Instructions to follow :: The answer consists solely of the data below, reproduced exactly.

Material supplied ::
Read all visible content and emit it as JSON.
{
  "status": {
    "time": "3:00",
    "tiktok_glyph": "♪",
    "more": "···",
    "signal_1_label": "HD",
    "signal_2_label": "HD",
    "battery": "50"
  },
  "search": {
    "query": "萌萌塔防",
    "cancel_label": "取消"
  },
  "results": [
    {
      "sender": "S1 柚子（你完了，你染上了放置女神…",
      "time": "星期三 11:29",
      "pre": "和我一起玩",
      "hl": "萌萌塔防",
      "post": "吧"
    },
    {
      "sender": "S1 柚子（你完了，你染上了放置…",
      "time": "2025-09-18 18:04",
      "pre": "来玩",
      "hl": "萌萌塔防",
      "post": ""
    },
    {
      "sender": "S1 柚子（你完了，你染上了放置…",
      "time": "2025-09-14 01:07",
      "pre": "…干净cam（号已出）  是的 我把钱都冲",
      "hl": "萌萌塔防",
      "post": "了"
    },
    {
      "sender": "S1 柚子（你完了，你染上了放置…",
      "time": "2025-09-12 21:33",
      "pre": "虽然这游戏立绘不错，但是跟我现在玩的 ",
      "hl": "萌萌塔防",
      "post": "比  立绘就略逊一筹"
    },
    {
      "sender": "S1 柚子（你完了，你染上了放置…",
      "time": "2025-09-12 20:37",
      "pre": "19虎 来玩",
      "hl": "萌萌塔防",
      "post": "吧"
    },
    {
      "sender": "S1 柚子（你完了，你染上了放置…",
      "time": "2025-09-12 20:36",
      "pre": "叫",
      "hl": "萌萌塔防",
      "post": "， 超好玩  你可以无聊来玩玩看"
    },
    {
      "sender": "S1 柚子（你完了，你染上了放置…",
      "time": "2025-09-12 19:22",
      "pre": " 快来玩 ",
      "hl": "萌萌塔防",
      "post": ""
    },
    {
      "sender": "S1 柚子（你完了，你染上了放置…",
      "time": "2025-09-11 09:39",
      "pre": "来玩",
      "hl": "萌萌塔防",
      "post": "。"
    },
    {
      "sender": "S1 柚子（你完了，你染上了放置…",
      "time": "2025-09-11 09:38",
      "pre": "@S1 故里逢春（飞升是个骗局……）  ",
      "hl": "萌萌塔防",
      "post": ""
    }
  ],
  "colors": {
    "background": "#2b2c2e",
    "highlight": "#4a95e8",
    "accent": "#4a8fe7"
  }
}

Problem solution ::
Read all visible content and emit it as JSON.
{
  "status": {
    "time": "3:00",
    "tiktok_glyph": "♪",
    "more": "···",
    "signal_1_label": "HD",
    "signal_2_label": "HD",
    "battery": "50"
  },
  "search": {
    "query": "萌萌塔防",
    "cancel_label": "取消"
  },
  "results": [
    {
      "sender": "S1 柚子（你完了，你染上了放置女神…",
      "time": "星期三 11:29",
      "pre": "和我一起玩",
      "hl": "萌萌塔防",
      "post": "吧"
    },
    {
      "sender": "S1 柚子（你完了，你染上了放置…",
      "time": "2025-09-18 18:04",
      "pre": "来玩",
      "hl": "萌萌塔防",
      "post": ""
    },
    {
      "sender": "S1 柚子（你完了，你染上了放置…",
      "time": "2025-09-14 01:07",
      "pre": "…干净cam（号已出）  是的 我把钱都冲",
      "hl": "萌萌塔防",
      "post": "了"
    },
    {
      "sender": "S1 柚子（你完了，你染上了放置…",
      "time": "2025-09-12 21:33",
      "pre": "虽然这游戏立绘不错，但是跟我现在玩的 ",
      "hl": "萌萌塔防",
      "post": "比  立绘就略逊一筹"
    },
    {
      "sender": "S1 柚子（你完了，你染上了放置…",
      "time": "2025-09-12 20:37",
      "pre": "19虎 来玩",
      "hl": "萌萌塔防",
      "post": "吧"
    },
    {
      "sender": "S1 柚子（你完了，你染上了放置…",
      "time": "2025-09-12 20:36",
      "pre": "叫",
      "hl": "萌萌塔防",
      "post": "， 超好玩  你可以无聊来玩玩看"
    },
    {
      "sender": "S1 柚子（你完了，你染上了放置…",
      "time": "2025-09-12 19:22",
      "pre": " 快来玩 ",
      "hl": "萌萌塔防",
      "post": ""
    },
    {
      "sender": "S1 柚子（你完了，你染上了放置…",
      "time": "2025-09-11 09:39",
      "pre": "来玩",
      "hl": "萌萌塔防",
      "post": "。"
    },
    {
      "sender": "S1 柚子（你完了，你染上了放置…",
      "time": "2025-09-11 09:38",
      "pre": "@S1 故里逢春（飞升是个骗局……）  ",
      "hl": "萌萌塔防",
      "post": ""
    }
  ],
  "colors": {
    "background": "#2b2c2e",
    "highlight": "#4a95e8",
    "accent": "#4a8fe7"
  }
}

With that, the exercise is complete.